Add the yeast mix to the flour and, using the dough hook attachment, being mixing until well combined.
Once the dough has come together turn the speed to medium high and knead for 5 minutes, until the dough is smooth and elastic. It's still going to be pretty messy and sticky, don't freak out.
Coat two medium bowls with 1/2 T olive oil each.
Use another 1/2 T olive oil to coat your hands.
Using your hands, separate the dough into two equal sized-balls and place each half into its own greased bowl.
Cover the bowls with a kitchen rag or plastic wrap and let sit for one hour, until doubled in size.
While dough is rising, heat butter and 1T olive oil in a sautee pan over low heat. Once butter has melted, add onion rings and mix until they’re fully coated in butter and oil. Caramelize onions by letting cook roughly 30 minutes, stirring occasionally to prevent burning. Remove from heat.
Once dough has doubled in size, grease a 9x9" square pan with 1/2 T olive oil.
Press one dough ball into the pan.
Place most of the sliced apples on top of this dough (About ⅔ of the slices, saving the rest for the top of the next layer.) Cover with about ⅔ of the caramelized onions (should be about ½ cup), 1 teaspoon thyme, and 1 tablespoon crumbled bleu cheese. Drizzle with ½ tablespoon honey.

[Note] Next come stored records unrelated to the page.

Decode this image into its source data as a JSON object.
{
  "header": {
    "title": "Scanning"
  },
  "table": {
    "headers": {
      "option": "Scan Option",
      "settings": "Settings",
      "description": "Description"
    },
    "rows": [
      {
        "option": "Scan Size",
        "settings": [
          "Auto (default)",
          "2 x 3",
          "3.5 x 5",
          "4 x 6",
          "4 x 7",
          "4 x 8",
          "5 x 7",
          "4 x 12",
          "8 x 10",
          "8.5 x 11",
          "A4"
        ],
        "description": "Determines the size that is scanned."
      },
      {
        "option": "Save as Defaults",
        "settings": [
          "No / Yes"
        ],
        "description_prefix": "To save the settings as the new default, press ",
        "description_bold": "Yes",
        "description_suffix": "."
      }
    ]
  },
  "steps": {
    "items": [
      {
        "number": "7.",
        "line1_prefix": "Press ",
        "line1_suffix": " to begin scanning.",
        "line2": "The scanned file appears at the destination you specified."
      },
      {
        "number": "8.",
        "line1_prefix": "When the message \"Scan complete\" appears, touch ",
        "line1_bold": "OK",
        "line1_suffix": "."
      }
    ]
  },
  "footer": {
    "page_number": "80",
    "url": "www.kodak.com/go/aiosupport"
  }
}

Press the other half of the dough on top of the first half, sandwiching the ingredients between the two dough halves.
Spread the top dough out to make sure that all of the filling is covered.
Use your fingers to make small indentations in the top of the focaccia.
Let the focaccia sit in the pan for about 30 minutes until it has risen a little more. Meanwhile, preheat oven to 450* F.
Top the focaccia with remaining apples, thyme, bleu cheese, caramelized onions, and ½ tablespoon honey.
Drizzle remaining 3 tablespoons of olive oil on top and sprinkle with remaining 1 teaspoon of kosher salt.
Bake for 15 - 20 minutes until slightly browned.
Serve warm with a drizzle of olive oil.
More Carbs YAAAAAAS